Fact: A teacher can have a lasting impression on a student. Of course, children (and teachers) may not realize just how meaningful those interactions are, or how much a particular educator’s lesson “stuck” until long after the school bell rings. However, it’s never too late to reflect on one’s most memorable teacher and to thank him or her for the lessons they taught – whether those lessons were part of the three R’s or something intangible like believing in oneself.
As we celebrate amazing teachers during Teacher Appreciation Week, we asked some of KinderCare Education’s Educator Award winners about the teacher who most inspired them.

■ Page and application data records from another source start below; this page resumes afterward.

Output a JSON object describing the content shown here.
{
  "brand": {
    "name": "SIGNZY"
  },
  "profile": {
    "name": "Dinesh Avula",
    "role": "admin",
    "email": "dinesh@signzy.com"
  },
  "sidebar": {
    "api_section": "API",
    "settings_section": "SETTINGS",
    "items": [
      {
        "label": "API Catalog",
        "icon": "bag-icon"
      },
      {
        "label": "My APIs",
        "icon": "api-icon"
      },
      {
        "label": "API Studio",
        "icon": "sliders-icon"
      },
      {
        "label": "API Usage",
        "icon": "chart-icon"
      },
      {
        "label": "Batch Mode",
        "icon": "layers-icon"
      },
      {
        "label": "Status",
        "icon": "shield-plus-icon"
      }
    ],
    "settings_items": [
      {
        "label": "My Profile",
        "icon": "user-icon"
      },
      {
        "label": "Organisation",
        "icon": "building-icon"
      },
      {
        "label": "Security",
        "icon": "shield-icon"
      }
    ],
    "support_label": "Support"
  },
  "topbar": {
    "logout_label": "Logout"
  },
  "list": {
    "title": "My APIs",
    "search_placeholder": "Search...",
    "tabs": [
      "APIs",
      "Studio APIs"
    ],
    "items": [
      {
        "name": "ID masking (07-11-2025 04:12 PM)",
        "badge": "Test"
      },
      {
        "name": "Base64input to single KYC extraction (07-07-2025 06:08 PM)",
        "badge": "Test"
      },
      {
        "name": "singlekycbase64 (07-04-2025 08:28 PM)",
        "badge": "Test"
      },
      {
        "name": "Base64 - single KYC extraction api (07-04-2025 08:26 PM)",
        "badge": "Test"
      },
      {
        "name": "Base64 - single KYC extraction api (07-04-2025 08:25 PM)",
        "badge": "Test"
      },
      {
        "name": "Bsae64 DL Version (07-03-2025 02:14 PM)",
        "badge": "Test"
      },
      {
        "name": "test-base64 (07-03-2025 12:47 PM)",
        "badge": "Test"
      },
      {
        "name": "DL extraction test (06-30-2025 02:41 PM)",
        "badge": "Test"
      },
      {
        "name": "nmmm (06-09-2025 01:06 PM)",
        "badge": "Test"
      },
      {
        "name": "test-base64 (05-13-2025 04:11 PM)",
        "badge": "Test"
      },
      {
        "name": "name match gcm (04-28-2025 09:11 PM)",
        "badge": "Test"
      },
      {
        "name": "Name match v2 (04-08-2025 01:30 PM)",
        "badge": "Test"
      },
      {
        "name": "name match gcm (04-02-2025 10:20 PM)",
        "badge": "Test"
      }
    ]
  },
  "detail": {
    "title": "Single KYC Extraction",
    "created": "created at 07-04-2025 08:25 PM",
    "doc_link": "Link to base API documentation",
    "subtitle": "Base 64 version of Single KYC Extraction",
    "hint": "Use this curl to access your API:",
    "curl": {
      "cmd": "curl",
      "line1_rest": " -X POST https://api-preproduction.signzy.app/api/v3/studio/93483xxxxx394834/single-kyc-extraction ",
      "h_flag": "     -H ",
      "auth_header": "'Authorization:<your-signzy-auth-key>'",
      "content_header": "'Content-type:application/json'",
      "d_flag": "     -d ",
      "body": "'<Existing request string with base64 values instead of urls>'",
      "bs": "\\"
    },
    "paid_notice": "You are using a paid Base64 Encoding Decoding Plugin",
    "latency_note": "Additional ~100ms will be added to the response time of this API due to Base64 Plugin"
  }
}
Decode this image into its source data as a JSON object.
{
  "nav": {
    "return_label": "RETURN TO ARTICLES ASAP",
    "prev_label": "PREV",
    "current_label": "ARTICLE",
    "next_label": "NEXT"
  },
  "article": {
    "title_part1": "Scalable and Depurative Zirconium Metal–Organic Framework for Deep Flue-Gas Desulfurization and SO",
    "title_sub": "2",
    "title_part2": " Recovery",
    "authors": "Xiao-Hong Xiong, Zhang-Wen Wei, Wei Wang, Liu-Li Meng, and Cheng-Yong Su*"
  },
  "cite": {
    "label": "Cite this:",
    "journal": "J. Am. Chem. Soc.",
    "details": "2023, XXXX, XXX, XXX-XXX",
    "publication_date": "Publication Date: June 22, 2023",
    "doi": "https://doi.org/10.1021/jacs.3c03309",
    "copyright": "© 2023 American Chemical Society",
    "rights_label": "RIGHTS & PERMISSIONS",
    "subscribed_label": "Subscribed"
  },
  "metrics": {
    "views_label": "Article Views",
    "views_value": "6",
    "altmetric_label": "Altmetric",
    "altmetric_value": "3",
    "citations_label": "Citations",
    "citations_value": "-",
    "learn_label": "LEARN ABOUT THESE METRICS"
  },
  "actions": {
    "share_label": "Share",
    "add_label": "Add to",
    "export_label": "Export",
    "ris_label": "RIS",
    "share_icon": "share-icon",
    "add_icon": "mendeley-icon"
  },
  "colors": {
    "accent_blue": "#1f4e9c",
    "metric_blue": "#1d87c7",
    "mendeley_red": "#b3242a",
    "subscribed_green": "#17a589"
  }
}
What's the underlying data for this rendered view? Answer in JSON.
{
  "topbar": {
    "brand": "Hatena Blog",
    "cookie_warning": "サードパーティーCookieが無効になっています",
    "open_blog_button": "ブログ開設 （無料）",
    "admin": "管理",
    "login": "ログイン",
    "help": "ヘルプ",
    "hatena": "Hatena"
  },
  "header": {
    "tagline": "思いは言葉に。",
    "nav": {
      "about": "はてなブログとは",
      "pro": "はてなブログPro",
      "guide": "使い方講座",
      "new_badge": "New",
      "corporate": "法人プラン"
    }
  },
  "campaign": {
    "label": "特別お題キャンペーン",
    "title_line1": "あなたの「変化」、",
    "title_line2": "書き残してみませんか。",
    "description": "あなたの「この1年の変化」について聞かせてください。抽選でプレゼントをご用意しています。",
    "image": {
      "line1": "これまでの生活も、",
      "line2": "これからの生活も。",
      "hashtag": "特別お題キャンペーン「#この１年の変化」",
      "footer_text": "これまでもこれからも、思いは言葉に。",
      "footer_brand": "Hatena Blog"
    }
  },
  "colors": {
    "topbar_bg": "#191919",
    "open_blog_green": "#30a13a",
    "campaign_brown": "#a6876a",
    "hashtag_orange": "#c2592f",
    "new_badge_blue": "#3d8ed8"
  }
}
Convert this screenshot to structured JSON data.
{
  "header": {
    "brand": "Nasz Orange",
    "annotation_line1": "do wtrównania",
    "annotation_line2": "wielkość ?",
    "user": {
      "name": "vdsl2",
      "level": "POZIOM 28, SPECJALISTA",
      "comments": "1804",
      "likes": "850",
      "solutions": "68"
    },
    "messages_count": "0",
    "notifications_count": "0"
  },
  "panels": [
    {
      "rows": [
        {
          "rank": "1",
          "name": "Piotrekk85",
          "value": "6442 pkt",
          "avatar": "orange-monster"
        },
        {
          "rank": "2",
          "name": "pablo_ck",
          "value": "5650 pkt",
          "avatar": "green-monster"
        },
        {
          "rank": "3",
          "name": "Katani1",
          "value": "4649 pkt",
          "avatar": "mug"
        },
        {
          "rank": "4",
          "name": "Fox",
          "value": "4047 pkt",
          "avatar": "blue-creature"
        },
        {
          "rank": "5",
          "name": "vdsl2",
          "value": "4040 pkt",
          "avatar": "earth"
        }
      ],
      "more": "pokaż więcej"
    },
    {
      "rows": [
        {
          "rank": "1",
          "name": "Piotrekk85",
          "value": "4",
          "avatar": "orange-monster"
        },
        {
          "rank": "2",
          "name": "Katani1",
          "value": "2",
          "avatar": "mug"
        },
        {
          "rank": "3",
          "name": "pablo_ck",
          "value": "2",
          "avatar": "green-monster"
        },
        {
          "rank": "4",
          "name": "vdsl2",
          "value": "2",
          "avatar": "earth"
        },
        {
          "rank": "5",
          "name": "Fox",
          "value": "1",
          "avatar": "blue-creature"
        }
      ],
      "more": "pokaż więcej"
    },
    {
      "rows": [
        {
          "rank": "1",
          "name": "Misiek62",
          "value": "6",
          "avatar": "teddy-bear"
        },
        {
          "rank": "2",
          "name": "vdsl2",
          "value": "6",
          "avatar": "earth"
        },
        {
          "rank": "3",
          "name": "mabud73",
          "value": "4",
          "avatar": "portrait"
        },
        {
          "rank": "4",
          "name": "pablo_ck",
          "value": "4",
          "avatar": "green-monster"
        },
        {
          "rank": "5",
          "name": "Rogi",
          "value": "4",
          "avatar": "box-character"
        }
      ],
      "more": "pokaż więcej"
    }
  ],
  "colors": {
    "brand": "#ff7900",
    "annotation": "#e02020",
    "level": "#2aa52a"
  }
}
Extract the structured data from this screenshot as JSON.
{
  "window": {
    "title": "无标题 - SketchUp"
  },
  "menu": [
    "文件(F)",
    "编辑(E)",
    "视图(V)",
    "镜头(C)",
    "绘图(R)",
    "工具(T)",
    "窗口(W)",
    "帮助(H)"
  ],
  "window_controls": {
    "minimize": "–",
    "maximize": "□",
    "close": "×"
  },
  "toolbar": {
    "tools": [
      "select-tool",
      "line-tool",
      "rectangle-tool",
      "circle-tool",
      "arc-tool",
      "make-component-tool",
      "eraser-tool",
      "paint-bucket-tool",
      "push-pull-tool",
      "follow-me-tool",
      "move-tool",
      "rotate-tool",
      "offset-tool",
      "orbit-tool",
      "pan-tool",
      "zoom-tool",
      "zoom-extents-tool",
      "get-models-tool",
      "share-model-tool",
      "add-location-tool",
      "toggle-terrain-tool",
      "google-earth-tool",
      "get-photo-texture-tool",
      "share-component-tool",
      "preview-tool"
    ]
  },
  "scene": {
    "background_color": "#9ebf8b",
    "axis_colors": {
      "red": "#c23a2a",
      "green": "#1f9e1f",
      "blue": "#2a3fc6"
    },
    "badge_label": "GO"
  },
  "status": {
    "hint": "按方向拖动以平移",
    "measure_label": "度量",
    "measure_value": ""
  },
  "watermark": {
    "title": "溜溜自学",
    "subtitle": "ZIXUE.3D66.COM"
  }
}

“My college social work professor Dr. David Droppa never let anyone give up on themselves,” said Megan Martina, an infant teacher in Greensburg, Pa. “He always helped us to do and be our best no matter what.”
Although Dr. Droppa was a pillar in the community, and his time was in high demand by multiple people, he always found time to help his students when they needed it, Martina explained. To this day, teacher and student staying in touch and forming long-lasting connections like that is a lesson Martina carries into her classroom. According to her Center Director Denise Stoner, Martina treats her students and their parents like her own family.
“No request goes unanswered,” said Stoner. “No concern goes without a response. She cares about these children and that shows in everything she does.”
Prekindergarten teacher Sue Davies remembers her kindergarten teacher Mrs. Carolea so clearly (short, dark hair, “a little bit older”) it’s almost as though they’re back in the classroom together. Davies recalls Mrs. Carolea as the epitome of an early childhood educator; kind, gentle, approachable, and possessing a general sense of calm, the kind of teacher who made every child feel accepted and included in classroom activities. A passionate believer in the importance of early childhood education, the lessons Davies learned from her kindergarten teacher still inform her teaching practices today.
“Even at that age I knew she was taking the time to get to know each of her students,” said Davies. “I try to keep her in mind in my class and take time to spend with each child. The children are unique: some are more outgoing, some are more reserved, but everyone has a time to shine in here.”
Being compassionate, caring, and kind to every child is a lesson Janet Simons, an infant teacher in Shoreview, Minn., also learned through an inspirational teacher: her fifth grade history teacher.
“She did not overlook people,” said Simons. “She took time to listen to others and make them feel important and wanted. She took time to acknowledge and help students who needed extra support or attention to their needs.”
No doubt these teacher and others are inspiring future educators in their classrooms. We encourage you to take a moment to reflect on a teacher you had whose lessons continue to impact you today. And please, thank a teacher for all he or she does. A teacher truly is an unsung hero.